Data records
┄┄┄┄┄┄┄┄┄┄

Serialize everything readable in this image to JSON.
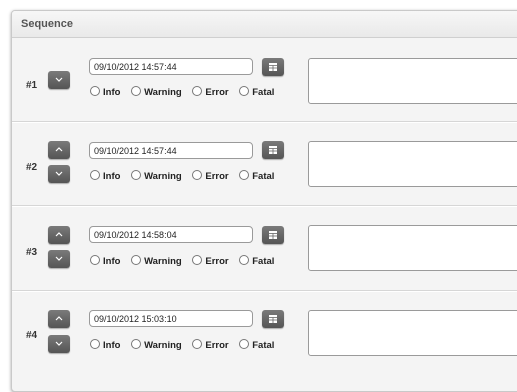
{
  "panel": {
    "title": "Sequence"
  },
  "rows": [
    {
      "num": "#1",
      "date": "09/10/2012 14:57:44",
      "has_up": false
    },
    {
      "num": "#2",
      "date": "09/10/2012 14:57:44",
      "has_up": true
    },
    {
      "num": "#3",
      "date": "09/10/2012 14:58:04",
      "has_up": true
    },
    {
      "num": "#4",
      "date": "09/10/2012 15:03:10",
      "has_up": true
    }
  ],
  "levels": [
    "Info",
    "Warning",
    "Error",
    "Fatal"
  ],
  "icons": {
    "up": "chevron-up-icon",
    "down": "chevron-down-icon",
    "calendar": "calendar-icon"
  },
  "colors": {
    "button": "#666666",
    "panel_bg": "#f4f4f4",
    "border": "#9a9a9a"
  }
}
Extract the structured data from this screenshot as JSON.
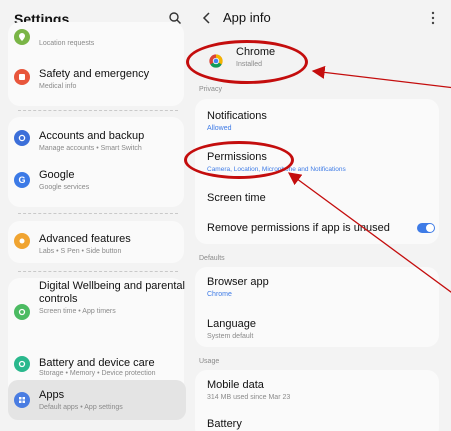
{
  "left_panel": {
    "title": "Settings",
    "icons": {
      "search": "search-icon"
    },
    "items": [
      {
        "name": "Location",
        "subtitle": "Location requests",
        "icon": "location-icon",
        "color": "#7ab547"
      },
      {
        "name": "Safety and emergency",
        "subtitle": "Medical info",
        "icon": "alert-icon",
        "color": "#e8563c"
      },
      {
        "name": "Accounts and backup",
        "subtitle": "Manage accounts  •  Smart Switch",
        "icon": "sync-icon",
        "color": "#3c6fd9"
      },
      {
        "name": "Google",
        "subtitle": "Google services",
        "icon": "google-icon",
        "color": "#3c7ae6"
      },
      {
        "name": "Advanced features",
        "subtitle": "Labs  •  S Pen  •  Side button",
        "icon": "star-icon",
        "color": "#f0a431"
      },
      {
        "name_line1": "Digital Wellbeing and parental",
        "name_line2": "controls",
        "subtitle": "Screen time  •  App timers",
        "icon": "wellbeing-icon",
        "color": "#4cbb62"
      },
      {
        "name": "Battery and device care",
        "subtitle": "Storage  •  Memory  •  Device protection",
        "icon": "battery-care-icon",
        "color": "#2ab88d"
      },
      {
        "name": "Apps",
        "subtitle": "Default apps  •  App settings",
        "icon": "apps-icon",
        "color": "#4a7de2"
      }
    ]
  },
  "right_panel": {
    "title": "App info",
    "icons": {
      "back": "back-icon",
      "more": "more-options-icon"
    },
    "app": {
      "name": "Chrome",
      "status": "Installed",
      "icon": "chrome-icon"
    },
    "privacy": {
      "header": "Privacy",
      "notifications": {
        "name": "Notifications",
        "value": "Allowed"
      },
      "permissions": {
        "name": "Permissions",
        "value": "Camera, Location, Microphone and Notifications"
      },
      "screen_time": {
        "name": "Screen time"
      },
      "remove_permissions": {
        "name": "Remove permissions if app is unused",
        "enabled": true
      }
    },
    "defaults": {
      "header": "Defaults",
      "browser_app": {
        "name": "Browser app",
        "value": "Chrome"
      },
      "language": {
        "name": "Language",
        "value": "System default"
      }
    },
    "usage": {
      "header": "Usage",
      "mobile_data": {
        "name": "Mobile data",
        "value": "314 MB used since Mar 23"
      },
      "battery": {
        "name": "Battery"
      }
    }
  },
  "colors": {
    "accent_blue": "#3e7be6",
    "annotation_red": "#c40d0d"
  }
}
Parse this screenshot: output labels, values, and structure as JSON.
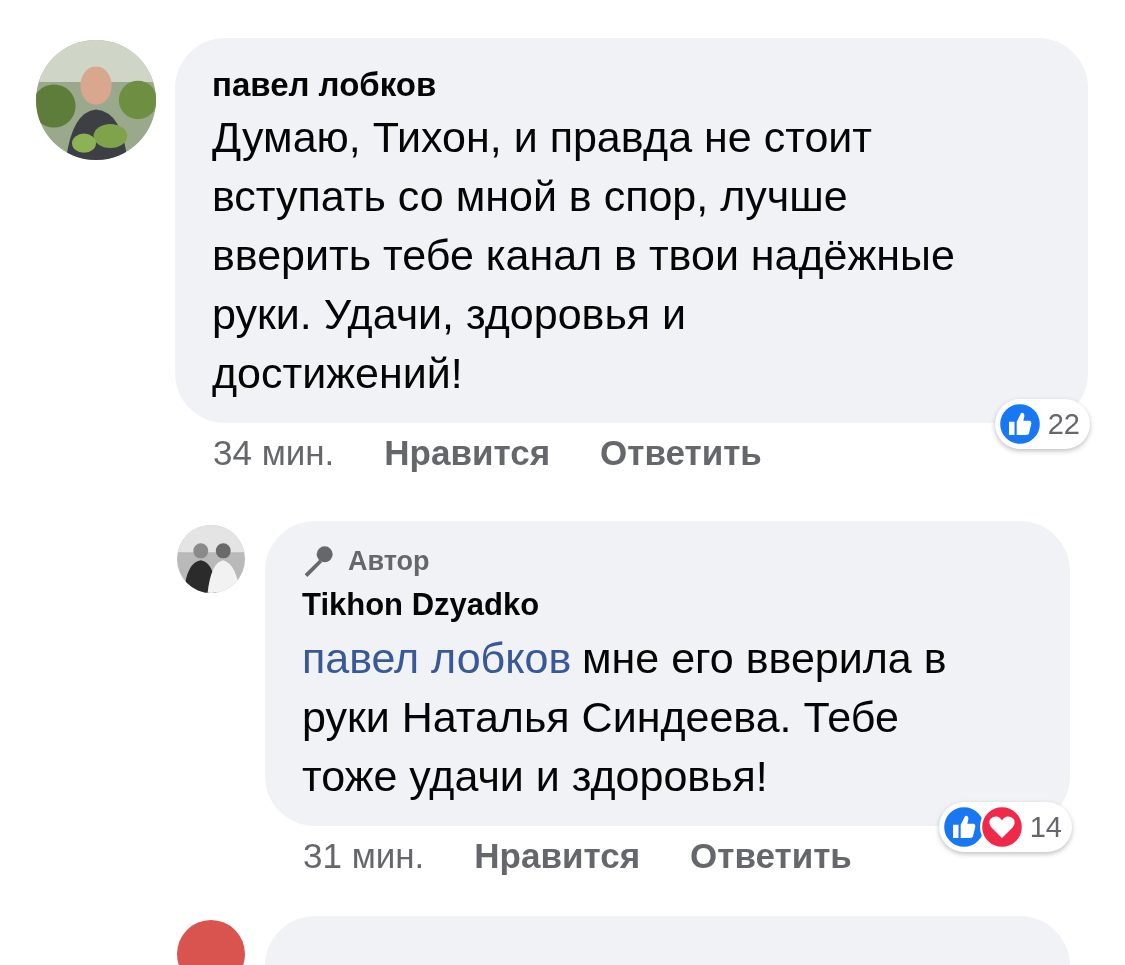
{
  "comments": [
    {
      "is_reply": false,
      "author": "павел лобков",
      "text": "Думаю, Тихон, и правда не стоит\nвступать со мной в спор, лучше\nвверить тебе канал в твои надёжные\nруки. Удачи, здоровья и\nдостижений!",
      "time": "34 мин.",
      "like_label": "Нравится",
      "reply_label": "Ответить",
      "reactions": [
        {
          "kind": "like"
        }
      ],
      "reaction_count": "22"
    },
    {
      "is_reply": true,
      "badge": "Автор",
      "author": "Tikhon Dzyadko",
      "mention": "павел лобков",
      "text": "мне его вверила в\nруки Наталья Синдеева. Тебе\nтоже удачи и здоровья!",
      "time": "31 мин.",
      "like_label": "Нравится",
      "reply_label": "Ответить",
      "reactions": [
        {
          "kind": "like"
        },
        {
          "kind": "love"
        }
      ],
      "reaction_count": "14"
    }
  ]
}
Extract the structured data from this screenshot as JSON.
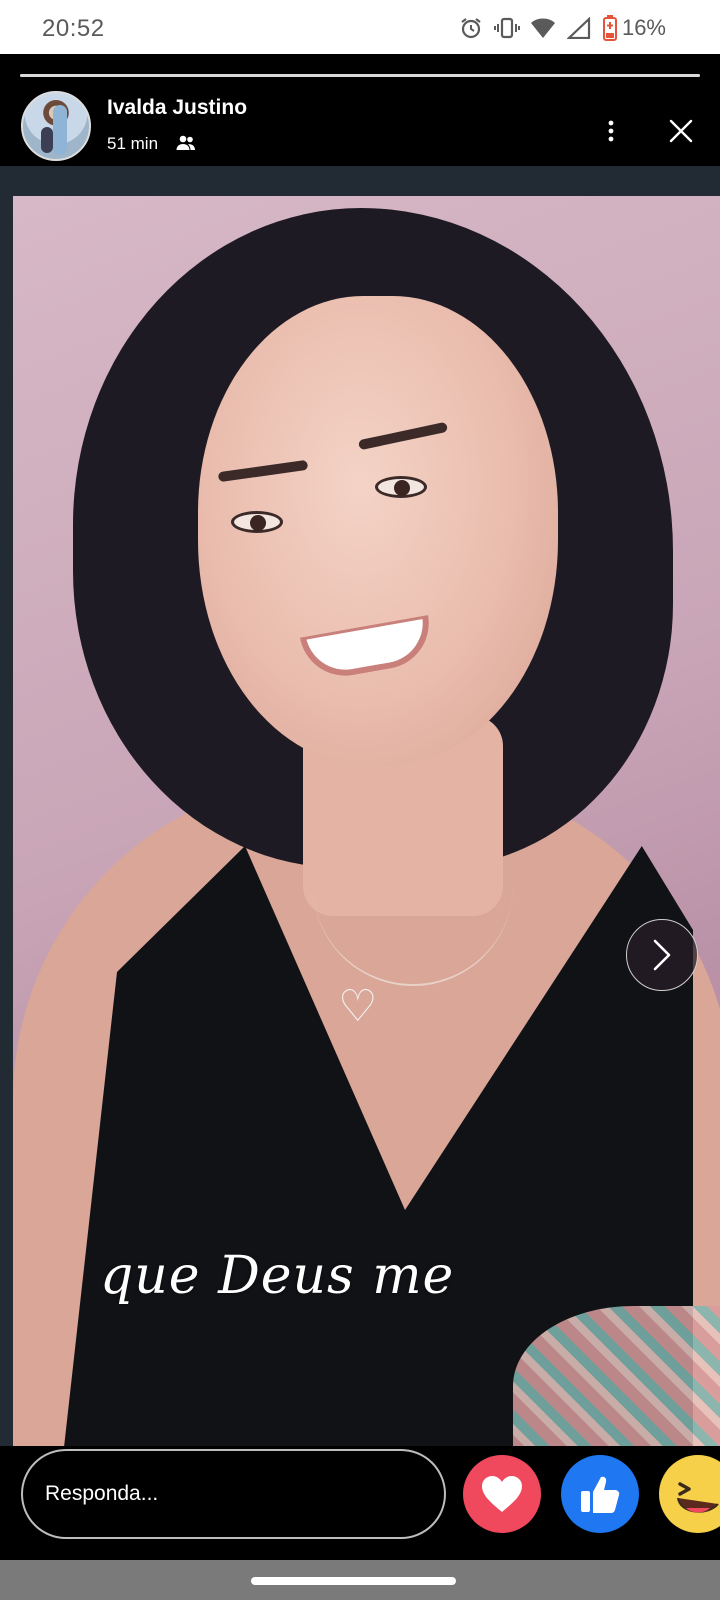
{
  "status_bar": {
    "time": "20:52",
    "battery_percent": "16%",
    "icons": [
      "alarm-icon",
      "vibrate-icon",
      "wifi-icon",
      "signal-icon",
      "battery-low-icon"
    ]
  },
  "story": {
    "progress": 1.0,
    "user_name": "Ivalda Justino",
    "time_ago": "51 min",
    "audience_icon": "friends-icon",
    "caption": "que Deus me"
  },
  "reply": {
    "placeholder": "Responda..."
  },
  "reactions": [
    {
      "name": "love",
      "color": "#f0485d"
    },
    {
      "name": "like",
      "color": "#1f77f2"
    },
    {
      "name": "haha",
      "color": "#f7d04a"
    }
  ]
}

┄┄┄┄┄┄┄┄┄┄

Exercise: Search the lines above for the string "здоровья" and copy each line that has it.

Task response:
      "text": "Думаю, Тихон, и правда не стоит\nвступать со мной в спор, лучше\nвверить тебе канал в твои надёжные\nруки. Удачи, здоровья и\nдостижений!",
      "text": "мне его вверила в\nруки Наталья Синдеева. Тебе\nтоже удачи и здоровья!",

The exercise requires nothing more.